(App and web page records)
BEGIN
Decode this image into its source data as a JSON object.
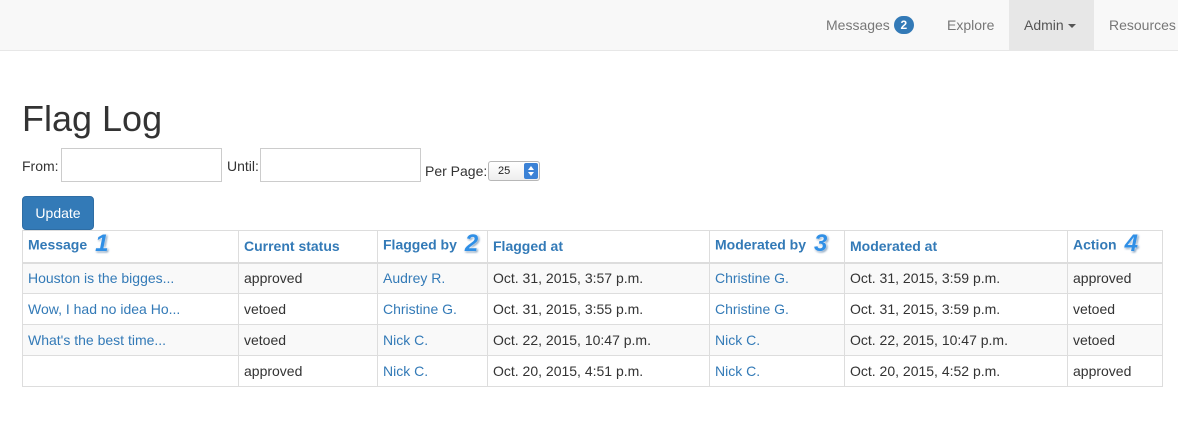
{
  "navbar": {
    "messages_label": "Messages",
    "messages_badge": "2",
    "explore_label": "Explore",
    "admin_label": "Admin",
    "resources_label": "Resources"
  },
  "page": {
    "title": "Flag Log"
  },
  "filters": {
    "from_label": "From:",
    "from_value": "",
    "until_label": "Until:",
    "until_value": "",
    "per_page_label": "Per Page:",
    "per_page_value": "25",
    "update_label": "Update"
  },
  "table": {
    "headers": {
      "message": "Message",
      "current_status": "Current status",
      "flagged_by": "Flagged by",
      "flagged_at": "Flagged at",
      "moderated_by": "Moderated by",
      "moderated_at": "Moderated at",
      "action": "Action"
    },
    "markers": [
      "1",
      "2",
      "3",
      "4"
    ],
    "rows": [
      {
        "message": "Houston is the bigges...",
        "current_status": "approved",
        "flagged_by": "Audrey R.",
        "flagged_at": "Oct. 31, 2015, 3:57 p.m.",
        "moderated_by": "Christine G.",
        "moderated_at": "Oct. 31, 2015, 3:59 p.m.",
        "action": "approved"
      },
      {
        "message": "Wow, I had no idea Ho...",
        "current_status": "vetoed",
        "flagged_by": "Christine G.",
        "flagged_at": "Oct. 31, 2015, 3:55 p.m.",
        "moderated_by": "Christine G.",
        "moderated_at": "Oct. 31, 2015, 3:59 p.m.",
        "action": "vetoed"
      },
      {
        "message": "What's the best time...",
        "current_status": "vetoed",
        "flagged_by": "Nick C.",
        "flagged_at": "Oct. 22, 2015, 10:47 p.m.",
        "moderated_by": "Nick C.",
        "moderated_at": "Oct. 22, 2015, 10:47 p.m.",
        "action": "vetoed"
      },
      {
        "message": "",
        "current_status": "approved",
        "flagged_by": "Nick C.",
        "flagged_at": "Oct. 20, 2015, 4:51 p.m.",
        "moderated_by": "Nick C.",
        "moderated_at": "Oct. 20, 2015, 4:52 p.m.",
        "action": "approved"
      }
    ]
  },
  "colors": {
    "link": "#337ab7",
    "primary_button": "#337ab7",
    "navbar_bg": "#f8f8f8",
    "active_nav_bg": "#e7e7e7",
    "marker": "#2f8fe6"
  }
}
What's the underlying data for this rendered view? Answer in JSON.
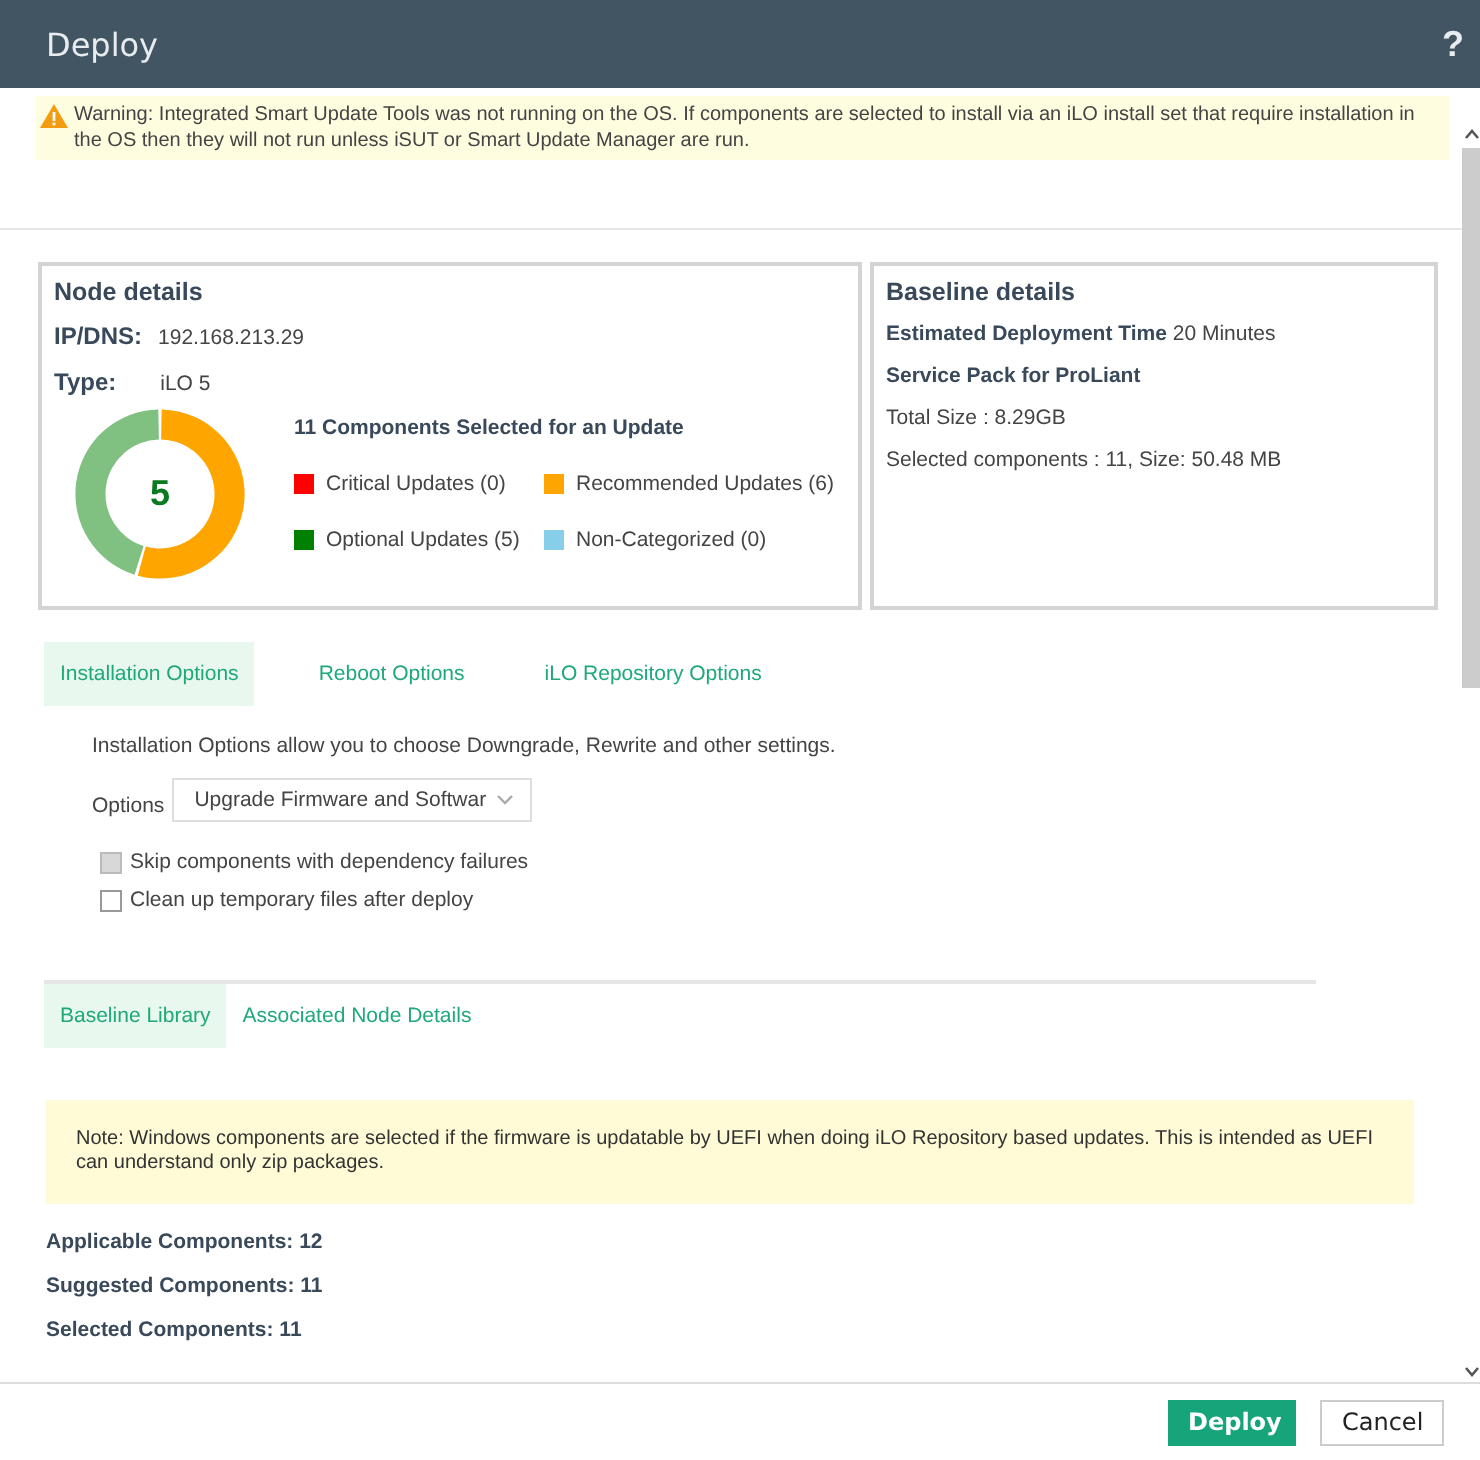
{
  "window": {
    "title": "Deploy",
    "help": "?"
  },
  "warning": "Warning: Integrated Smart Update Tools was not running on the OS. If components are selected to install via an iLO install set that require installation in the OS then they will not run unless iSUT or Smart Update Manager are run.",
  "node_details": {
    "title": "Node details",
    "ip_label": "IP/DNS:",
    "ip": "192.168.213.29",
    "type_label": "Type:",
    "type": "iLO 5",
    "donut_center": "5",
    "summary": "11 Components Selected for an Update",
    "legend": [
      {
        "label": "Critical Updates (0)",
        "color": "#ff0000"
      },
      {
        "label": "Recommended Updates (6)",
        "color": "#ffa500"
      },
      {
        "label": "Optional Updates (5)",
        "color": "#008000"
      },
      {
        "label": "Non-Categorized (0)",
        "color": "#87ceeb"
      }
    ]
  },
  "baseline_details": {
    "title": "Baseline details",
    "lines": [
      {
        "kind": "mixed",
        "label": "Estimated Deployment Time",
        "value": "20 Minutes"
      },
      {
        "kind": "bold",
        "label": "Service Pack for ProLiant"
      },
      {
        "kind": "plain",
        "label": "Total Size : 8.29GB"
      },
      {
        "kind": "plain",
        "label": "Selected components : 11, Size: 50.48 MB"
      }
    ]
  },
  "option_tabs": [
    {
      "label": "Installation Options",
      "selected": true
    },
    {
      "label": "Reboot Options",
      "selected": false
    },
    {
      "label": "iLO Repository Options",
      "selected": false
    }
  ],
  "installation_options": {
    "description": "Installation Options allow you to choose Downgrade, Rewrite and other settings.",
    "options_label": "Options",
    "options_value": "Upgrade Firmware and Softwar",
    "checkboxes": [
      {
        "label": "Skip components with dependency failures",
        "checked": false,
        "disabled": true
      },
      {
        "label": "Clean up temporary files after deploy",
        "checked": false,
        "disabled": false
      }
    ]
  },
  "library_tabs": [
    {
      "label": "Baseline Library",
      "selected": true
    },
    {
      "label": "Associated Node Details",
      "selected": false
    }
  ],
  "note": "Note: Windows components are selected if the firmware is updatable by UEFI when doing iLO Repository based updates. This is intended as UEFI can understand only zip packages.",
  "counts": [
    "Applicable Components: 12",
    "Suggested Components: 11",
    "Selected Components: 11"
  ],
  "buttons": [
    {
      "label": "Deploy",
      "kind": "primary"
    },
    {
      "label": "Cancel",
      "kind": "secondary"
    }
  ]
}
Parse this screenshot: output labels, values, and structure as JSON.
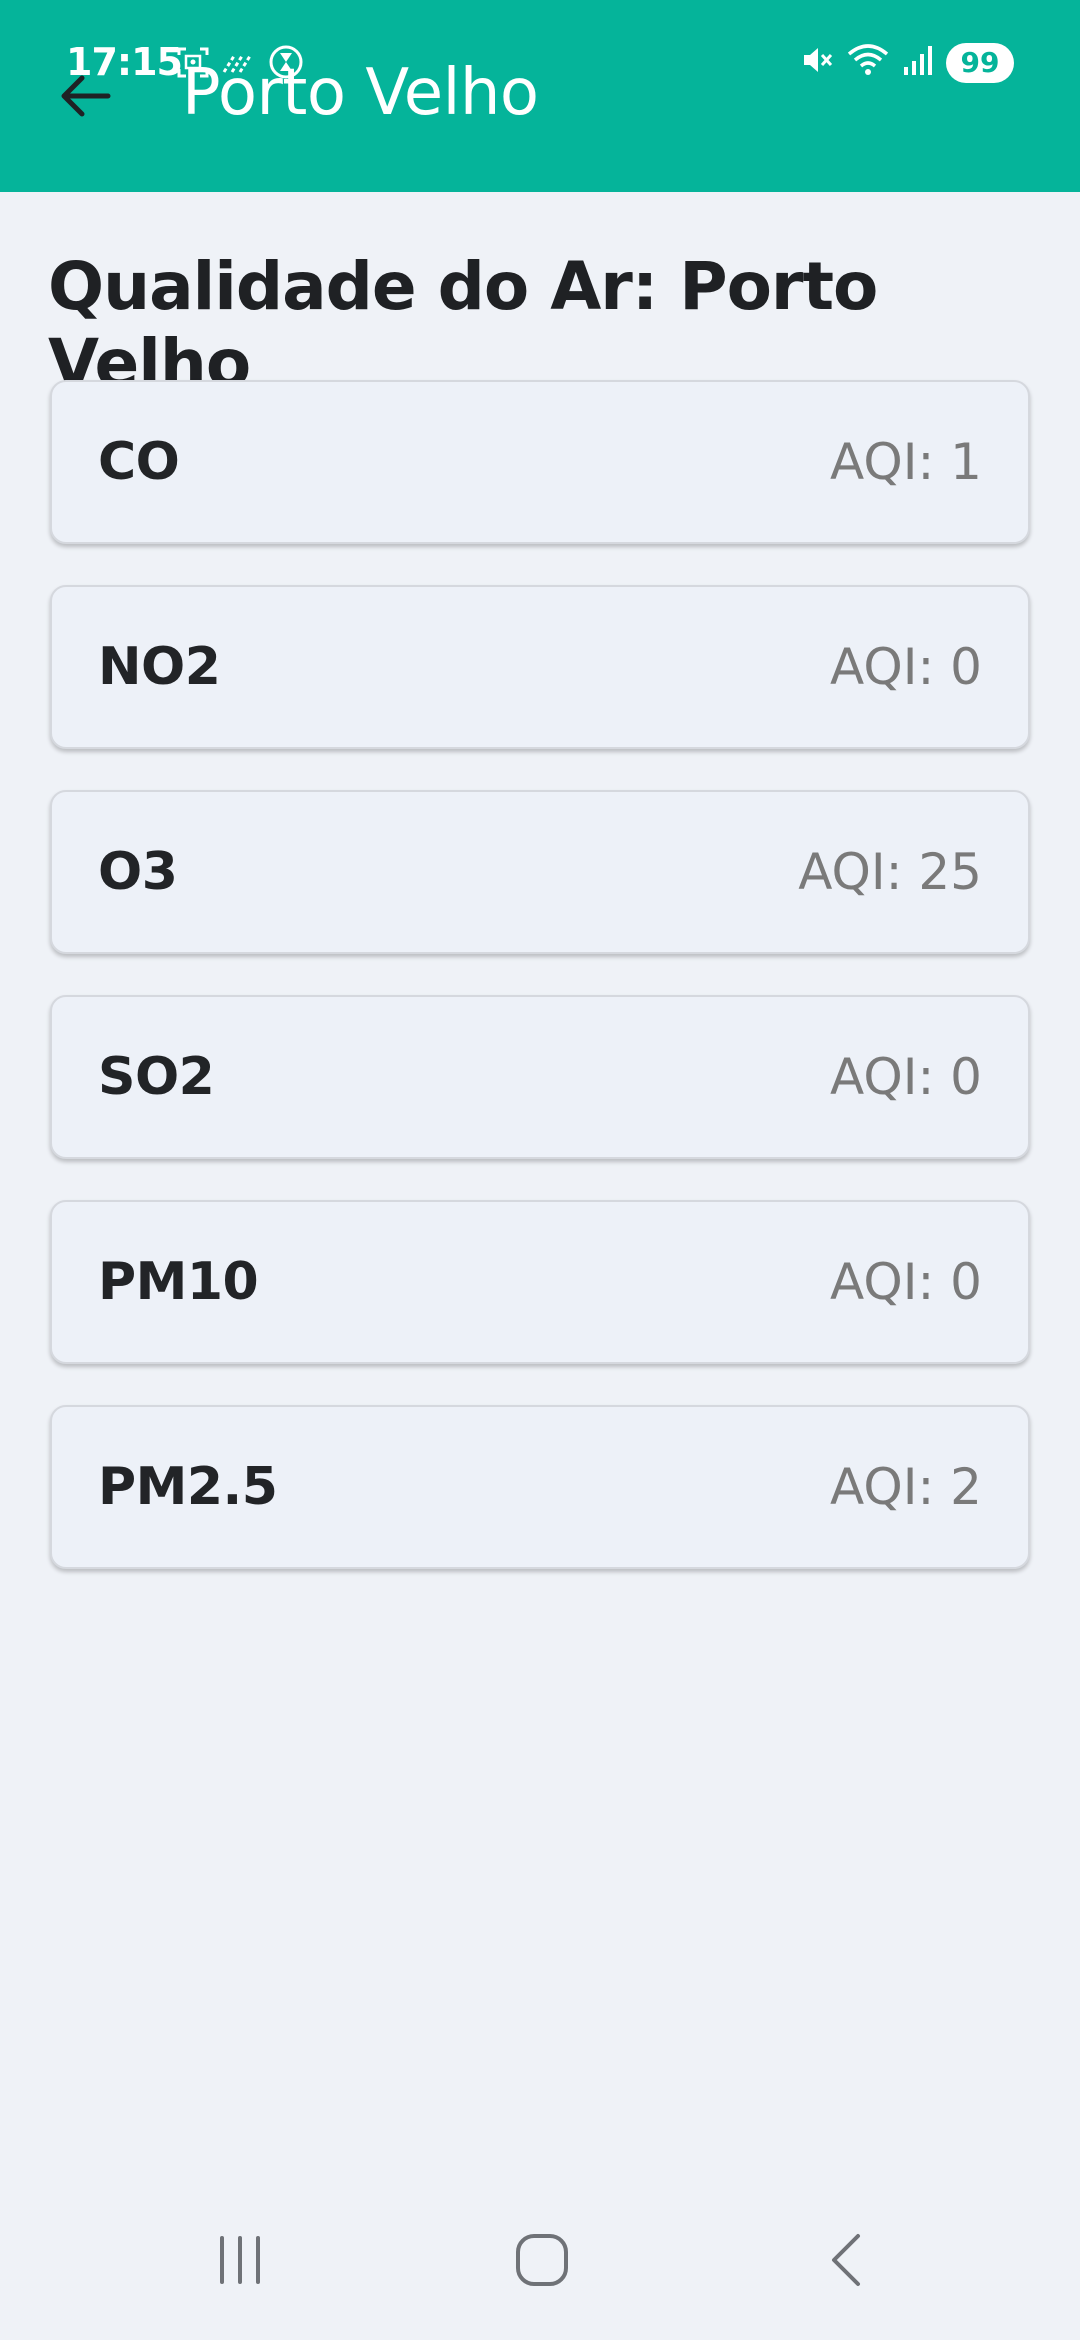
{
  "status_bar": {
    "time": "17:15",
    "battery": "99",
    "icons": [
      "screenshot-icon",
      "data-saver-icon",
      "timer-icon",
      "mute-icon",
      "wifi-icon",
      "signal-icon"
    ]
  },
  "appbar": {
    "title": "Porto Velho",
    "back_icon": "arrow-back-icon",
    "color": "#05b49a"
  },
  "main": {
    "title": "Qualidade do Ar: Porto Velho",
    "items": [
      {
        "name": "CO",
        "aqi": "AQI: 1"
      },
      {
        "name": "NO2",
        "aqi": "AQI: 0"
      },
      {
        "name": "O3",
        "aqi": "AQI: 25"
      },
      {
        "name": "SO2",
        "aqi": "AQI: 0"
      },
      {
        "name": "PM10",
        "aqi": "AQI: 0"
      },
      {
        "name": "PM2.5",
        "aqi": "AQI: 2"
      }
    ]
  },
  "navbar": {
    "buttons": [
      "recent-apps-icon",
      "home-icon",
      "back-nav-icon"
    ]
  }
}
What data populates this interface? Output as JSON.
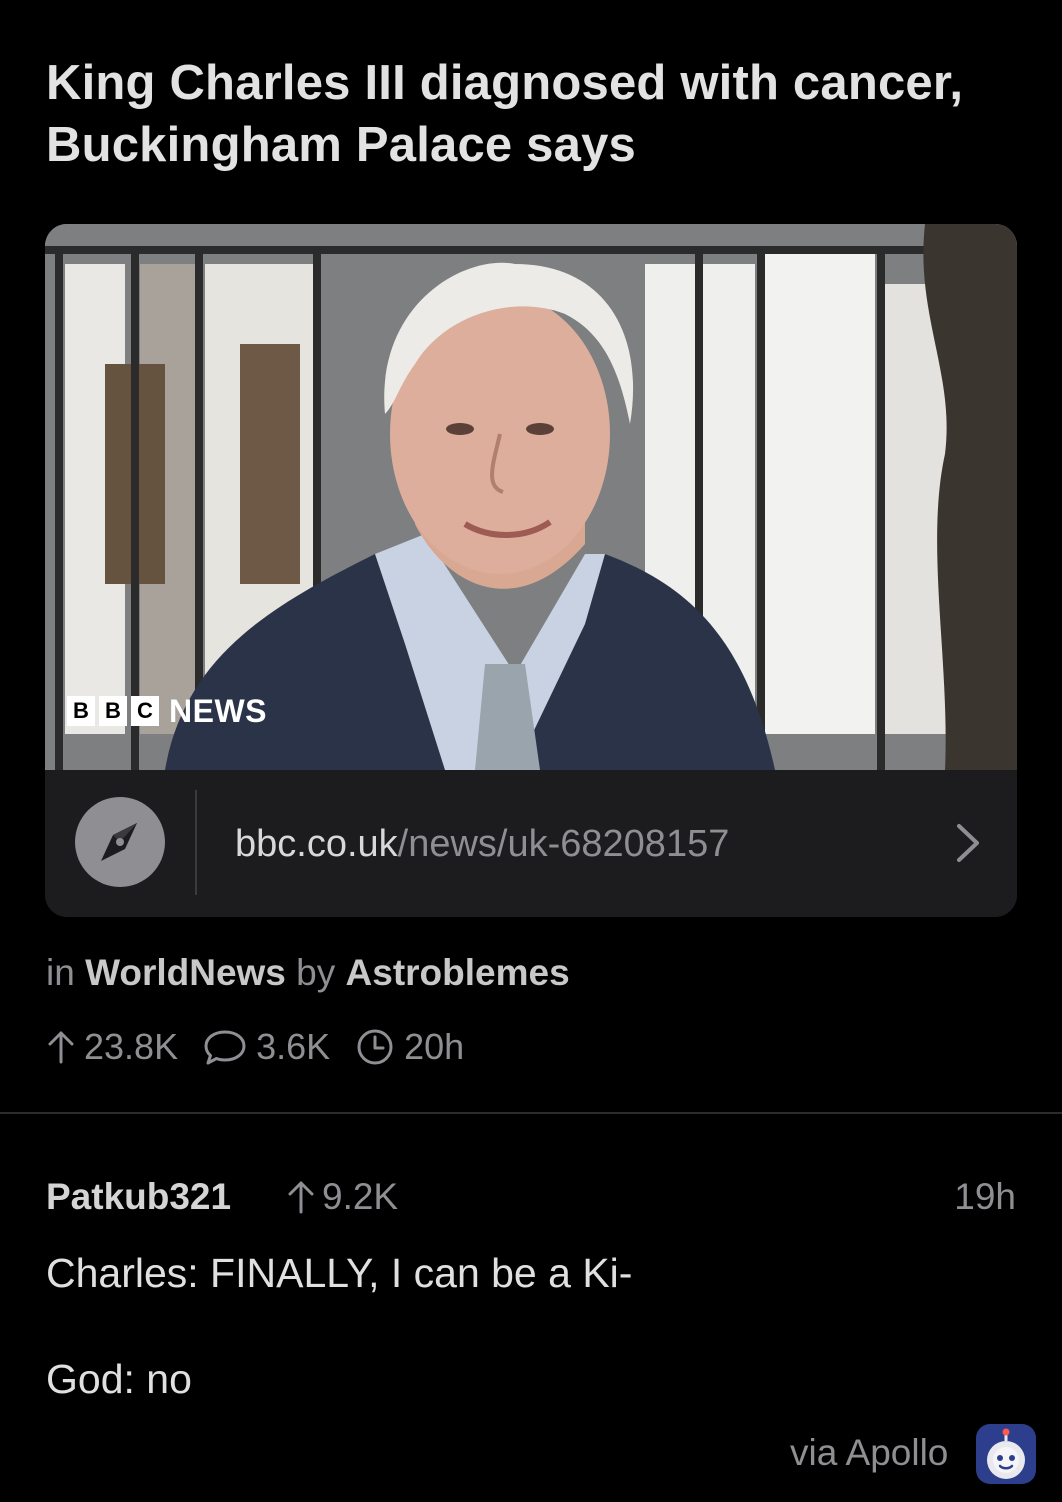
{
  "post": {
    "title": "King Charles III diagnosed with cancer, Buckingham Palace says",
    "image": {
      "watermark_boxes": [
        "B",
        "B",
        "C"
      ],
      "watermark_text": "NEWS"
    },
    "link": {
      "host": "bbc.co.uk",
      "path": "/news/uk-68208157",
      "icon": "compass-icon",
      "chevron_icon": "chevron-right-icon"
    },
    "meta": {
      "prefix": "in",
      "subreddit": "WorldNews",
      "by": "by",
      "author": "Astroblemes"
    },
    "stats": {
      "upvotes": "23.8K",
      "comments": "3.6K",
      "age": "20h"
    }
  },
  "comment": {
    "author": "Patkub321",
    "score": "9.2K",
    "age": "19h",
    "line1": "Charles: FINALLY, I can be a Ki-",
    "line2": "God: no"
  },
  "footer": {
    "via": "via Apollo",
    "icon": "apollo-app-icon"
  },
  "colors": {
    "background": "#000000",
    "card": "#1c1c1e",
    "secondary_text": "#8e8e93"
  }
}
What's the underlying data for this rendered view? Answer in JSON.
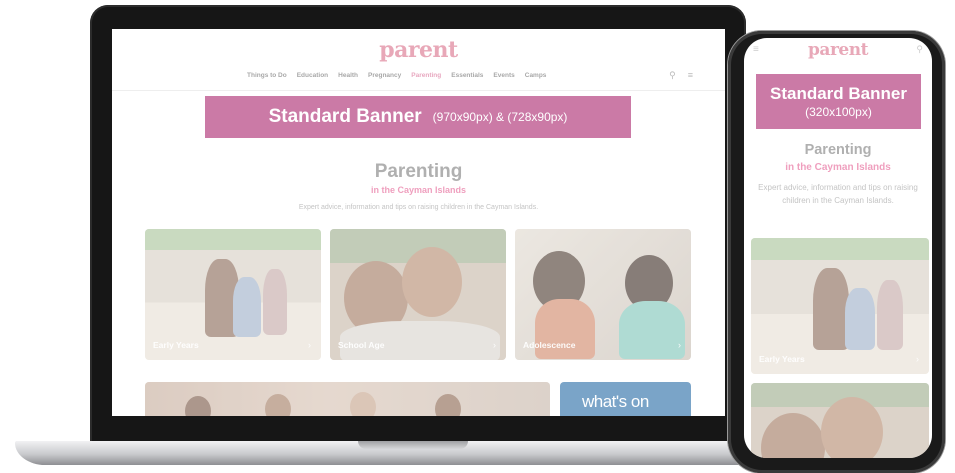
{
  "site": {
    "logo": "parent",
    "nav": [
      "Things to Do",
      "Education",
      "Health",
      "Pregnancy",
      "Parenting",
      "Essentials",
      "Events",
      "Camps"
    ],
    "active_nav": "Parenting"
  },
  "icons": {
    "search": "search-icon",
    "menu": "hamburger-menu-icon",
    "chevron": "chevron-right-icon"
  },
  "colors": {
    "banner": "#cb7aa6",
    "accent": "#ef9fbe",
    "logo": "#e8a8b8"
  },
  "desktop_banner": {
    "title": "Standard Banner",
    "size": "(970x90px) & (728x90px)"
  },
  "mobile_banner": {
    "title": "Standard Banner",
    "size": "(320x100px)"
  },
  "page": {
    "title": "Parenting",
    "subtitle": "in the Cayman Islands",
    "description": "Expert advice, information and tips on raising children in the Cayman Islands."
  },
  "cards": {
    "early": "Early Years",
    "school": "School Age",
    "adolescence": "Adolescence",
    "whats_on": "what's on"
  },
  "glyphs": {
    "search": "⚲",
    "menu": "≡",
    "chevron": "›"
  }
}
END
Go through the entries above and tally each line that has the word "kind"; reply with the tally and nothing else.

6